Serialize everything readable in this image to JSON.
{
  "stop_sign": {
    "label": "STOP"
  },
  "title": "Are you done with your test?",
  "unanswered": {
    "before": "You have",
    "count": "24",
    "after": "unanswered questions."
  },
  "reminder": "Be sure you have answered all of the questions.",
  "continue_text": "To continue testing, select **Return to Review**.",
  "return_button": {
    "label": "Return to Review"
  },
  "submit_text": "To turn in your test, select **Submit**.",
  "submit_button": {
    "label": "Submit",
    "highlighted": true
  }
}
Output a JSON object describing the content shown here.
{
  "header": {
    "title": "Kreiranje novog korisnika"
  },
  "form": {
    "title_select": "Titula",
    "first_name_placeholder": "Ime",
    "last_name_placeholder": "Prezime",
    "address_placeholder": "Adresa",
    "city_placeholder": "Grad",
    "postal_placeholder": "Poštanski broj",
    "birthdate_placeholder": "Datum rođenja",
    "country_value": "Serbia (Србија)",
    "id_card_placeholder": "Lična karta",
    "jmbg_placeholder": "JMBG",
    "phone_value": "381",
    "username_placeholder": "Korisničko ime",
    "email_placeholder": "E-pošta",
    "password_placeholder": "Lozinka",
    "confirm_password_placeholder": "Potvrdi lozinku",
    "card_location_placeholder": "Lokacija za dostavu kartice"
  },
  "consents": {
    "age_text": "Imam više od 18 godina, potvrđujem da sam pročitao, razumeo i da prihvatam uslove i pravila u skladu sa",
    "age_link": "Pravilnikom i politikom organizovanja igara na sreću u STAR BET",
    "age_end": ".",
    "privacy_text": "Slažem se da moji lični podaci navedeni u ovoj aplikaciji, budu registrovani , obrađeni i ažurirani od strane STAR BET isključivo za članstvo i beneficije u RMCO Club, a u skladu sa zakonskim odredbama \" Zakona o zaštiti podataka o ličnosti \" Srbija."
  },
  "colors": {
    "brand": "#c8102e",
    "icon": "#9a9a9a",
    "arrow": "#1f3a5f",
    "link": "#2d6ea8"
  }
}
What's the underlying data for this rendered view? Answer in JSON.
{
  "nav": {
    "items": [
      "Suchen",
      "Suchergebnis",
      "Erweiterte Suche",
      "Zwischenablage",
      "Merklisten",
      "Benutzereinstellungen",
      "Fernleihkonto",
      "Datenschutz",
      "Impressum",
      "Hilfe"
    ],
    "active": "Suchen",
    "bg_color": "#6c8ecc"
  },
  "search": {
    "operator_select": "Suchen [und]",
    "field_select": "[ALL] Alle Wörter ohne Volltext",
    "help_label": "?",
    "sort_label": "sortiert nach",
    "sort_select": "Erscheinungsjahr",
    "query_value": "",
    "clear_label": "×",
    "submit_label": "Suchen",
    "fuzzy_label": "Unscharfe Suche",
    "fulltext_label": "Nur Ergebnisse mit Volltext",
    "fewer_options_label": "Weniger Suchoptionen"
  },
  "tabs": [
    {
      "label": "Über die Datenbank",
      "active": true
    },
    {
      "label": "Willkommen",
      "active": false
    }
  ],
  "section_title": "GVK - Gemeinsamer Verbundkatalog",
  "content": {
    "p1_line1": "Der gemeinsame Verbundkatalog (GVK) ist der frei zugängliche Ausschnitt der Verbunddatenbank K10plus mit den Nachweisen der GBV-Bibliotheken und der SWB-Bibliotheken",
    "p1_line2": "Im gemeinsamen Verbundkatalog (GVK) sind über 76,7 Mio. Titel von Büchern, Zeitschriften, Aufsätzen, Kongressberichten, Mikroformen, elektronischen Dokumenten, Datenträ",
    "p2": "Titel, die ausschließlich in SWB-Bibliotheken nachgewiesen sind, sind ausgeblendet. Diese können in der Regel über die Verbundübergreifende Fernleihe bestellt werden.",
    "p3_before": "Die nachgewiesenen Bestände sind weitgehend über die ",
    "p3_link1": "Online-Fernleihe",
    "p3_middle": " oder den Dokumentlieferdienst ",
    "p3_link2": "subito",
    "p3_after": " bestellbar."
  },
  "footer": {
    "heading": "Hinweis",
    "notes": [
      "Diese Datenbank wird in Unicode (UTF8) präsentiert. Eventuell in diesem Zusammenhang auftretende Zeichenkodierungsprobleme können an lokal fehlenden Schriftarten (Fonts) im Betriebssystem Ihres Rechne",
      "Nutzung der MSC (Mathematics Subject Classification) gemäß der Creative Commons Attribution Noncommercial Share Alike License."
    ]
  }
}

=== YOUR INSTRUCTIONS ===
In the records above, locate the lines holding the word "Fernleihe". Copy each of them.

=== ANSWER SPACE ===
    "p2": "Titel, die ausschließlich in SWB-Bibliotheken nachgewiesen sind, sind ausgeblendet. Diese können in der Regel über die Verbundübergreifende Fernleihe bestellt werden.",
    "p3_link1": "Online-Fernleihe",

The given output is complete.